I’m proud to be a third-generation librarian, carrying on a family tradition of sharing books and connecting people to information. I was born in Stillwater, Oklahoma, and raised in Kansas City. I graduated from Vassar College with a BA in history and women’s studies and from the University of Iowa with master’s degrees in history and library science. While in graduate school I primarily studied and taught African American and women’s history. I worked in Washington, D.C., as a librarian and archivist at ProQuest, the American Folklife Center at the Library of Congress (Civil Rights History Project), the office of U.S. Senator Barbara Mikulski (D-MD), and at the Arizona Historical Society in Tucson. I am now a Project Archivist at the Arizona State Museum at the University of Arizona, working on the Doris Duke Native Oral History Revitalization Project until the end of 2022.
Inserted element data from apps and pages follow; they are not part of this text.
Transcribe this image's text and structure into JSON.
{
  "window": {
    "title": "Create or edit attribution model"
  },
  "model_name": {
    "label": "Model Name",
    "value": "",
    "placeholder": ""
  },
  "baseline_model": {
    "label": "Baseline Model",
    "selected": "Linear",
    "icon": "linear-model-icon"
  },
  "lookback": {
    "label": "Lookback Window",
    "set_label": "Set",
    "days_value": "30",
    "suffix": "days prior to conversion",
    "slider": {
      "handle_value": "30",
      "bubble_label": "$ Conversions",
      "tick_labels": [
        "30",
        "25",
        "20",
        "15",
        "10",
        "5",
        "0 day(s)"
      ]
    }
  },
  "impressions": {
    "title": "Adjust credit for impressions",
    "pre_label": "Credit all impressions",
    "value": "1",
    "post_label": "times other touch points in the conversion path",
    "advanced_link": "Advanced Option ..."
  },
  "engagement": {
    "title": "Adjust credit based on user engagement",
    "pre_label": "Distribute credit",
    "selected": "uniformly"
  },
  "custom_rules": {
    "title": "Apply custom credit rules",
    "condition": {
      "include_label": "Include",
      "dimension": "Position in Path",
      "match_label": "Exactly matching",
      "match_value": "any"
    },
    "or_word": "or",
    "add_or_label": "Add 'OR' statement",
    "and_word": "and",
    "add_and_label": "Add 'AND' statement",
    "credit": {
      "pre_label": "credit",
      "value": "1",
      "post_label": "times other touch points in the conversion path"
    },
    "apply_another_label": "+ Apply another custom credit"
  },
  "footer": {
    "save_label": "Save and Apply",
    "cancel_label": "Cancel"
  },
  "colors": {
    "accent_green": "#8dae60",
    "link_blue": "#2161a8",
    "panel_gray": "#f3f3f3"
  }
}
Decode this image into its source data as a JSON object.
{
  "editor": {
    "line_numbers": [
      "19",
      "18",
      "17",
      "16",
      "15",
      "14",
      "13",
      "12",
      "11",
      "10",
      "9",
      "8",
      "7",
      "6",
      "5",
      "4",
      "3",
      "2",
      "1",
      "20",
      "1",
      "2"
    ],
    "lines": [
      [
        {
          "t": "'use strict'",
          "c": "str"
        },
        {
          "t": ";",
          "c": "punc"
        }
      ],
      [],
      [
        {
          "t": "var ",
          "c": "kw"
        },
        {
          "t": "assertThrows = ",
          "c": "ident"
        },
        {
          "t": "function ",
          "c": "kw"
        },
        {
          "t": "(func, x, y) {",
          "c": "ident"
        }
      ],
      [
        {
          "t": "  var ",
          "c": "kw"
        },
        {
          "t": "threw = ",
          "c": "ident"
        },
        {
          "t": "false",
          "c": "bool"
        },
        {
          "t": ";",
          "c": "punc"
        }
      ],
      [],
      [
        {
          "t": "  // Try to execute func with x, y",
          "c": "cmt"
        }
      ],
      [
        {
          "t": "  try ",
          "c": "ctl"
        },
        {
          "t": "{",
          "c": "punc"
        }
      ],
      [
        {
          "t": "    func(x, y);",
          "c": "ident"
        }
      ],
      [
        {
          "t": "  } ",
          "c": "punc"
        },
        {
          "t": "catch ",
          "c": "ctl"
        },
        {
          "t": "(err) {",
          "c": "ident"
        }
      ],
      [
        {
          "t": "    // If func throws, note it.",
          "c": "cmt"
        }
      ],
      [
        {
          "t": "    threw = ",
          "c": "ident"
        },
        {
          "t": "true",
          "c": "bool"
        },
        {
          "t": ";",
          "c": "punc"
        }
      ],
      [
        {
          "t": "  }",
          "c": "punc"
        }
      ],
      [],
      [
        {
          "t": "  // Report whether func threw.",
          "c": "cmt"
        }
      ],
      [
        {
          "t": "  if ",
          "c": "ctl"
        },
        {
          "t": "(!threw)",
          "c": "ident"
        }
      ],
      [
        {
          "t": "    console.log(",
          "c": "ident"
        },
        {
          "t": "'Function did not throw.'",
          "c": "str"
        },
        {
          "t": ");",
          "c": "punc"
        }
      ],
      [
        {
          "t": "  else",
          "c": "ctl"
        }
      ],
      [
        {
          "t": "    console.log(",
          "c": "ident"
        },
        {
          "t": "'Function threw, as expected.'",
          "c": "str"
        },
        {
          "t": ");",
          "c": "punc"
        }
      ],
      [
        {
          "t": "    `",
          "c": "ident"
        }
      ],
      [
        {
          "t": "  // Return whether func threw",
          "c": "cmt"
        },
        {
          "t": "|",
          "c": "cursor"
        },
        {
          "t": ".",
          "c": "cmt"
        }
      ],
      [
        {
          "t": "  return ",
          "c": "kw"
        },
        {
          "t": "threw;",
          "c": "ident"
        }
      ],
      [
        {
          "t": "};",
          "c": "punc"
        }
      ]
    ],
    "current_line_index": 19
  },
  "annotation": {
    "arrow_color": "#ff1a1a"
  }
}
In 2011, I was invited by my coworker at the Library of Congress, Peter Bartis, to an estate sale of a librarian named Ruth Rappaport, another longtime LC employee who had retired in 1993. Intrigued by the stories that Ruth (and her friends and coworkers) told about her incredible life, I set out on my own adventure to uncover how this woman healed herself with books in times of trauma and renewed her life through librarianship.